Seoul and Cape Town under threats

By Clem Sunter.

Nowadays I ask one simple question in any talk I give: how do you know for certain when a bubble is a bubble?

The answer is, only when it bursts. We all live in bubbles; and a major purpose of identifying the flags changing the future is to be aware of the potential needles that can prick the bubble before our lives are turned upside down by them.

Put another way, you have to be a fox to think out of the box and start acting differently before the box disappears.

Recently a young South Korean, who was really struck by this comment, came up to me from the audience after the presentation was over. He lives in Seoul, is married with four children and is a rising star in the company he works for. He asked me how you could behave like a fox when the sides of the box are so deep that it is utterly dark down there.

He was referring to the red flag of North Korea that I mentioned in the early part of my talk as a potential game-changer in the Far East. He felt that US President Donald Trump would be quite prepared to sacrifice the lives of millions of Koreans north and south of the DMZ in order to stop any nuclear missile being developed in North Korea, which could reach the US.

He said that nobody he knows where he lives wants to raise the topic in the office or at dinner because it was too painful to imagine being the next Hiroshima.

Life just goes on as normal in Seoul with the stock market hitting new highs each week; the shopping malls packed as usual; children going off to school in the morning and coming home with their friends in the afternoon; and everybody talking on smartphones in the streets. As he remarked, if he went to his boss and requested a transfer to London and when asked for a reason replied that he now gave a significant probability to a massive war on the Korean Peninsula, his boss would just say that applies to all of us. Get on with it.

Then the conversation became a lot more absorbing for me when he turned his attention to another point in my talk. He observed that if he understood me correctly, the possible consequences for Cape Town attributable to the green flag of climate change leading to a much deeper and longer drought than previously anticipated could be just as devastating. It was another bubble waiting to burst, another city with all its residents, industry, agriculture and tourism unconscious of the huge challenges that lay ahead.

Immediately thereafter, he admitted that the act of running out of water would be less dramatic than a mushroom cloud caused by a nuclear weapon. People would have a chance to leave the area and the citizens of Cape Town could do something in advance about the threat in contrast to South Koreans who were powerless against the might of America and the unpredictable nature of its leader.

Moreover, in the long run the water problem could be solved peacefully without massive damage to the infrastructure caused by a war.

Nevertheless, he was right on the money with his thoughts. A great Scottish philosopher called David Hume made an unforgettable statement a few centuries ago. Reason is the slave of passion, he said, not the other way round. We believe what we want to believe and that is why we live in bubbles till they burst. Ostriches bury their heads in the sand. So do human beings.

True out-of-the-box thinking demands that you take the blinkers off and see the world as it really is. Foxes have bright eyes precisely because they need to penetrate the walls of the box created by their emotions; and they possess the courage to adapt even when the odds are highly stacked against them. Even in darkness, they can shine a light on the future.
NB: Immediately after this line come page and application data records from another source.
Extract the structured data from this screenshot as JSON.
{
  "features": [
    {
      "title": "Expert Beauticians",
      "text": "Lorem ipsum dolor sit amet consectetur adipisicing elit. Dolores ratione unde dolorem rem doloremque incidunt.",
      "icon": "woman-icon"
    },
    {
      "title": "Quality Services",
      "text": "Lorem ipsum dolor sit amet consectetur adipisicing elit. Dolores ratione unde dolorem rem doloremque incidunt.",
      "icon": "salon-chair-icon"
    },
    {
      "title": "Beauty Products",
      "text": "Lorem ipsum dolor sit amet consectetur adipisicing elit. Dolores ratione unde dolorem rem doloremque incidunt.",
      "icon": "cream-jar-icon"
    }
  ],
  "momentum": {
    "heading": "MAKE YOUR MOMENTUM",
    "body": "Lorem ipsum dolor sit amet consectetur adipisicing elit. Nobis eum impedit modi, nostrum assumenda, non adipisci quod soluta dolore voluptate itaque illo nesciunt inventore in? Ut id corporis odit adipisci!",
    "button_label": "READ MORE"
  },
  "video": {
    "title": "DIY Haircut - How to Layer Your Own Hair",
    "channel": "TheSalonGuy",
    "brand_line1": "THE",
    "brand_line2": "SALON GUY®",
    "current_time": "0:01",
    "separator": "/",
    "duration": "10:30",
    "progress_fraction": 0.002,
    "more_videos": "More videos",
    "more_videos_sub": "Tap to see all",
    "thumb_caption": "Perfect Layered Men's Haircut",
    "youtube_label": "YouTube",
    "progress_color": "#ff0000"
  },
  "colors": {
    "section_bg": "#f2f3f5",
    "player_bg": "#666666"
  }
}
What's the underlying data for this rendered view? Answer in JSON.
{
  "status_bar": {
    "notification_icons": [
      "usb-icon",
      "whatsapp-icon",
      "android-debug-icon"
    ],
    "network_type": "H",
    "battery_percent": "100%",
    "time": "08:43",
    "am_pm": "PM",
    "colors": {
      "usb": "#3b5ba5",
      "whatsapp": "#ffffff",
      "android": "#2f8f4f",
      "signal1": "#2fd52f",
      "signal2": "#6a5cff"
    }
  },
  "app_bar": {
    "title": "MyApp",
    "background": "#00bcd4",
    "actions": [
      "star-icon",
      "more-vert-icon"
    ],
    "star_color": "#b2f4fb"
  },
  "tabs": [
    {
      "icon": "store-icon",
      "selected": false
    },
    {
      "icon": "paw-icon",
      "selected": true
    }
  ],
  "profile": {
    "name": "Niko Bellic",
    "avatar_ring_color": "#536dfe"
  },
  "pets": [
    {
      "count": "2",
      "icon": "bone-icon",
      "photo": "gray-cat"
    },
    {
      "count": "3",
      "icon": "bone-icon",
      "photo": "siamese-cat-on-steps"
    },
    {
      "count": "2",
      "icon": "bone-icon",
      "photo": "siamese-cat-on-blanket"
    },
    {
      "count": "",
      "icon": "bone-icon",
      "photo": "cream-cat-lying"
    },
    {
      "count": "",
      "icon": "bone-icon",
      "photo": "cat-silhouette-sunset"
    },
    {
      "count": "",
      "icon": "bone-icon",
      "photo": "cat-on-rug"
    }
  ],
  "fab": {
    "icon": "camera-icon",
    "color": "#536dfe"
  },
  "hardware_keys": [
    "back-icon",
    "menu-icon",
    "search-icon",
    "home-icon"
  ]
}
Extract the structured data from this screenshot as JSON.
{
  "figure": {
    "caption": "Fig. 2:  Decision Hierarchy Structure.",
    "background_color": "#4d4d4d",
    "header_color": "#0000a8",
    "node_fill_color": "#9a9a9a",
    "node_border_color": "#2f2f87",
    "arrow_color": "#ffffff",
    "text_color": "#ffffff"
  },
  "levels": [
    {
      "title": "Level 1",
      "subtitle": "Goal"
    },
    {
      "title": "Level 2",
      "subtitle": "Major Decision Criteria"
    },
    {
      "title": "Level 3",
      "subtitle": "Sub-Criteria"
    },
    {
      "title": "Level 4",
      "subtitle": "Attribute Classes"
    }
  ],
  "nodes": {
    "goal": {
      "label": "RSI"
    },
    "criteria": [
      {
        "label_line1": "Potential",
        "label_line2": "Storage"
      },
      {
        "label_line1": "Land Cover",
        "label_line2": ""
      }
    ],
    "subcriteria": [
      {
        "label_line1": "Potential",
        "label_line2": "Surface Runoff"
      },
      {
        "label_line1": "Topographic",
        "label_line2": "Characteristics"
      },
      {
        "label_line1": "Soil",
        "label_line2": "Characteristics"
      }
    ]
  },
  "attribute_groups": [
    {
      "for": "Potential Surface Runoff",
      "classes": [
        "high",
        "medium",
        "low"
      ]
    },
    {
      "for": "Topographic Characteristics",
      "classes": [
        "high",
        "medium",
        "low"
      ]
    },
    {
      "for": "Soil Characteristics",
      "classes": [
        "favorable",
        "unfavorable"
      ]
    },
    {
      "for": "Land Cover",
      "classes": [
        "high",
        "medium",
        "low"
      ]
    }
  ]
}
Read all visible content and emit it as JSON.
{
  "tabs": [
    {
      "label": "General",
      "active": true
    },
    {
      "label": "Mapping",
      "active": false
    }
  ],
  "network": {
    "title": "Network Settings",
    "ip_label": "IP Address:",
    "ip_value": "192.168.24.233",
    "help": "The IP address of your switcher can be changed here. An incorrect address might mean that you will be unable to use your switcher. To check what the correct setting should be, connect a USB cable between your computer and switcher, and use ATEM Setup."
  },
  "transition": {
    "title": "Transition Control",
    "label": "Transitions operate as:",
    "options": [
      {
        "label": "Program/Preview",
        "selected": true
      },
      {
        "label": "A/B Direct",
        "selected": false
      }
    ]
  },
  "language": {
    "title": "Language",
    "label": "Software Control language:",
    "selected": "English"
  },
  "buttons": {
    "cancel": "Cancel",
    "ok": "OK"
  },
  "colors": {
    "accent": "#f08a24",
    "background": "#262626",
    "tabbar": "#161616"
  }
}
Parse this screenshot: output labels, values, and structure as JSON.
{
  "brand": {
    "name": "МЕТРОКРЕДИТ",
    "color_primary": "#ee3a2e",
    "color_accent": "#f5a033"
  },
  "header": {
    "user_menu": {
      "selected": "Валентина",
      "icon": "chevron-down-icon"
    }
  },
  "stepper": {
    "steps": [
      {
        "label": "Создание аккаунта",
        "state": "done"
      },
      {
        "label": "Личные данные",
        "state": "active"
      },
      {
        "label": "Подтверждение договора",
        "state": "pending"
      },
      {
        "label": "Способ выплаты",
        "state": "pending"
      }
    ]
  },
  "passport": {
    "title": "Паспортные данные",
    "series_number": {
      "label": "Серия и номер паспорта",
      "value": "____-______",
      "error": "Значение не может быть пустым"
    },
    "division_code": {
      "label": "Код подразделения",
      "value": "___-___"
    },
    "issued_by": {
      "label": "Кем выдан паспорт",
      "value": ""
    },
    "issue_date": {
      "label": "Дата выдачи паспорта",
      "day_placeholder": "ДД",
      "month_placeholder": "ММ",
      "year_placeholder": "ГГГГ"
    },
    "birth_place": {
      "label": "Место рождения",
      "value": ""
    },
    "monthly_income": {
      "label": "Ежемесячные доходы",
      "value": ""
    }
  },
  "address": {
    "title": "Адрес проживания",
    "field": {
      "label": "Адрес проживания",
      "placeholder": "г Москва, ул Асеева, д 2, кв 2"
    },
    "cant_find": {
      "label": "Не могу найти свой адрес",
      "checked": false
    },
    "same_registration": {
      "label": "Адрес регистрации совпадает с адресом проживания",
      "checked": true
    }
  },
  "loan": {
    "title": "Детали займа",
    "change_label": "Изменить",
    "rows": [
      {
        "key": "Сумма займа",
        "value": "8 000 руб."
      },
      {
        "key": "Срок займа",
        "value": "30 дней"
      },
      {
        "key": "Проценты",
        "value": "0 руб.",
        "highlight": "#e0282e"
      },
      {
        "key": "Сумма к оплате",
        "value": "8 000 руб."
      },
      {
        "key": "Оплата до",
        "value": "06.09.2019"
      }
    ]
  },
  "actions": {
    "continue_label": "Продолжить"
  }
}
I will not forget the encounter with this young man for the rest of my life. As we parted company, we gave each other a ‘high five’ and said good luck.

Originally published on News24, 25 October 201

Image shows anti-terror drills at subway station in Seoul, South Korea, Tuesday 22 August 2017. Credit: Seong Joon Cho.